What is required: Your response should give back each record exactly, word for word.

[Records drawn from a dataset]
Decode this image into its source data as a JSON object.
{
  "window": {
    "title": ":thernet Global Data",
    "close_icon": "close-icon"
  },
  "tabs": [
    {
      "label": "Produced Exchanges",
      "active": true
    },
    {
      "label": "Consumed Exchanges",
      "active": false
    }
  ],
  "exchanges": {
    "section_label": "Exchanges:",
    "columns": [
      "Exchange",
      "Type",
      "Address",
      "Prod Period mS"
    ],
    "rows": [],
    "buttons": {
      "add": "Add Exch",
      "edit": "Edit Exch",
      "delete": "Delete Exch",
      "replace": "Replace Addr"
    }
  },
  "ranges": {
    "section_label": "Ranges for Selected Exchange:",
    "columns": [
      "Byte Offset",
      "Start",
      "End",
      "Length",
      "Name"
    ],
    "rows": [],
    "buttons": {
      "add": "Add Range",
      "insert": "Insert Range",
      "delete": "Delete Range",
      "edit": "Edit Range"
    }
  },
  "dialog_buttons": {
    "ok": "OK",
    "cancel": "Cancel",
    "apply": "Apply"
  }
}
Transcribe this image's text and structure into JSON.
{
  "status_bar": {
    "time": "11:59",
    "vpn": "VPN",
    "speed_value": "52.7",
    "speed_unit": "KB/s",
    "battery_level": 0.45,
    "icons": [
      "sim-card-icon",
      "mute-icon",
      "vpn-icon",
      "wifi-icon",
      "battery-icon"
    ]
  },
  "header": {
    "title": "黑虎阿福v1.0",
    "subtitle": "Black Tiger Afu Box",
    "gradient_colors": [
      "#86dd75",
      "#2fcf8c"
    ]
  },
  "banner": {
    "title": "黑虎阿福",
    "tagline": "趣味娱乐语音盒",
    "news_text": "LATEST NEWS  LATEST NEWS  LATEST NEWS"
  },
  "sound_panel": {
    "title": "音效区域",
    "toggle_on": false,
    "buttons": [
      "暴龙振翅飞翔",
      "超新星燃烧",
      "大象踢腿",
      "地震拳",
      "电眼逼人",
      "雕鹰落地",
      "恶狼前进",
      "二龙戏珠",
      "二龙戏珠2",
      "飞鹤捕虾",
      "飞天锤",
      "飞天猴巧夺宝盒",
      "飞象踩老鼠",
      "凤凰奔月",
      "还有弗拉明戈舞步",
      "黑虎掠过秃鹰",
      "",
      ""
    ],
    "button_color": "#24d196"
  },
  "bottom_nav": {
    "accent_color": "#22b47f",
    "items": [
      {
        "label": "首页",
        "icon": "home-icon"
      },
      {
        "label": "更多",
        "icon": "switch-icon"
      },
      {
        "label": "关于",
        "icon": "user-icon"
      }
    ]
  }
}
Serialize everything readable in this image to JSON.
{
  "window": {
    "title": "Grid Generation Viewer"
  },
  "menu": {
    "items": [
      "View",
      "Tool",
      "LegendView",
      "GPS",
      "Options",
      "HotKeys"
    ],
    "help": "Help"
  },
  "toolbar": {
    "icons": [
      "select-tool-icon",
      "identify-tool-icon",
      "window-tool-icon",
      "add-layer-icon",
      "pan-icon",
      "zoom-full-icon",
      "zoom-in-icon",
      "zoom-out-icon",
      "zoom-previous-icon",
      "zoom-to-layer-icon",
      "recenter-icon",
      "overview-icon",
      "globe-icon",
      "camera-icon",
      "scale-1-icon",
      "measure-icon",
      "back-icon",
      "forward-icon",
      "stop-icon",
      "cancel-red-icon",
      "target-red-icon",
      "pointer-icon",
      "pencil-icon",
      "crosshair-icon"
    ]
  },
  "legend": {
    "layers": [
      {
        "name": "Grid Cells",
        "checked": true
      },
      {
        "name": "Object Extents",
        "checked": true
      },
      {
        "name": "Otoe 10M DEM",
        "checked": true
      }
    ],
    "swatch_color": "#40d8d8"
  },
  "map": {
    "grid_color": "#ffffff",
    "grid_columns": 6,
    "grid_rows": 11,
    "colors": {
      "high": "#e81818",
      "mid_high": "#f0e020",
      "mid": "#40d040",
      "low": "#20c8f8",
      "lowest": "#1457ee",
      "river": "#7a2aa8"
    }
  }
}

Response:
Decode this image into its source data as a JSON object.
{
  "window": {
    "title": ":thernet Global Data",
    "close_icon": "close-icon"
  },
  "tabs": [
    {
      "label": "Produced Exchanges",
      "active": true
    },
    {
      "label": "Consumed Exchanges",
      "active": false
    }
  ],
  "exchanges": {
    "section_label": "Exchanges:",
    "columns": [
      "Exchange",
      "Type",
      "Address",
      "Prod Period mS"
    ],
    "rows": [],
    "buttons": {
      "add": "Add Exch",
      "edit": "Edit Exch",
      "delete": "Delete Exch",
      "replace": "Replace Addr"
    }
  },
  "ranges": {
    "section_label": "Ranges for Selected Exchange:",
    "columns": [
      "Byte Offset",
      "Start",
      "End",
      "Length",
      "Name"
    ],
    "rows": [],
    "buttons": {
      "add": "Add Range",
      "insert": "Insert Range",
      "delete": "Delete Range",
      "edit": "Edit Range"
    }
  },
  "dialog_buttons": {
    "ok": "OK",
    "cancel": "Cancel",
    "apply": "Apply"
  }
}
Transcribe this image's text and structure into JSON.
{
  "status_bar": {
    "time": "11:59",
    "vpn": "VPN",
    "speed_value": "52.7",
    "speed_unit": "KB/s",
    "battery_level": 0.45,
    "icons": [
      "sim-card-icon",
      "mute-icon",
      "vpn-icon",
      "wifi-icon",
      "battery-icon"
    ]
  },
  "header": {
    "title": "黑虎阿福v1.0",
    "subtitle": "Black Tiger Afu Box",
    "gradient_colors": [
      "#86dd75",
      "#2fcf8c"
    ]
  },
  "banner": {
    "title": "黑虎阿福",
    "tagline": "趣味娱乐语音盒",
    "news_text": "LATEST NEWS  LATEST NEWS  LATEST NEWS"
  },
  "sound_panel": {
    "title": "音效区域",
    "toggle_on": false,
    "buttons": [
      "暴龙振翅飞翔",
      "超新星燃烧",
      "大象踢腿",
      "地震拳",
      "电眼逼人",
      "雕鹰落地",
      "恶狼前进",
      "二龙戏珠",
      "二龙戏珠2",
      "飞鹤捕虾",
      "飞天锤",
      "飞天猴巧夺宝盒",
      "飞象踩老鼠",
      "凤凰奔月",
      "还有弗拉明戈舞步",
      "黑虎掠过秃鹰",
      "",
      ""
    ],
    "button_color": "#24d196"
  },
  "bottom_nav": {
    "accent_color": "#22b47f",
    "items": [
      {
        "label": "首页",
        "icon": "home-icon"
      },
      {
        "label": "更多",
        "icon": "switch-icon"
      },
      {
        "label": "关于",
        "icon": "user-icon"
      }
    ]
  }
}
Serialize everything readable in this image to JSON.
{
  "window": {
    "title": "Grid Generation Viewer"
  },
  "menu": {
    "items": [
      "View",
      "Tool",
      "LegendView",
      "GPS",
      "Options",
      "HotKeys"
    ],
    "help": "Help"
  },
  "toolbar": {
    "icons": [
      "select-tool-icon",
      "identify-tool-icon",
      "window-tool-icon",
      "add-layer-icon",
      "pan-icon",
      "zoom-full-icon",
      "zoom-in-icon",
      "zoom-out-icon",
      "zoom-previous-icon",
      "zoom-to-layer-icon",
      "recenter-icon",
      "overview-icon",
      "globe-icon",
      "camera-icon",
      "scale-1-icon",
      "measure-icon",
      "back-icon",
      "forward-icon",
      "stop-icon",
      "cancel-red-icon",
      "target-red-icon",
      "pointer-icon",
      "pencil-icon",
      "crosshair-icon"
    ]
  },
  "legend": {
    "layers": [
      {
        "name": "Grid Cells",
        "checked": true
      },
      {
        "name": "Object Extents",
        "checked": true
      },
      {
        "name": "Otoe 10M DEM",
        "checked": true
      }
    ],
    "swatch_color": "#40d8d8"
  },
  "map": {
    "grid_color": "#ffffff",
    "grid_columns": 6,
    "grid_rows": 11,
    "colors": {
      "high": "#e81818",
      "mid_high": "#f0e020",
      "mid": "#40d040",
      "low": "#20c8f8",
      "lowest": "#1457ee",
      "river": "#7a2aa8"
    }
  }
}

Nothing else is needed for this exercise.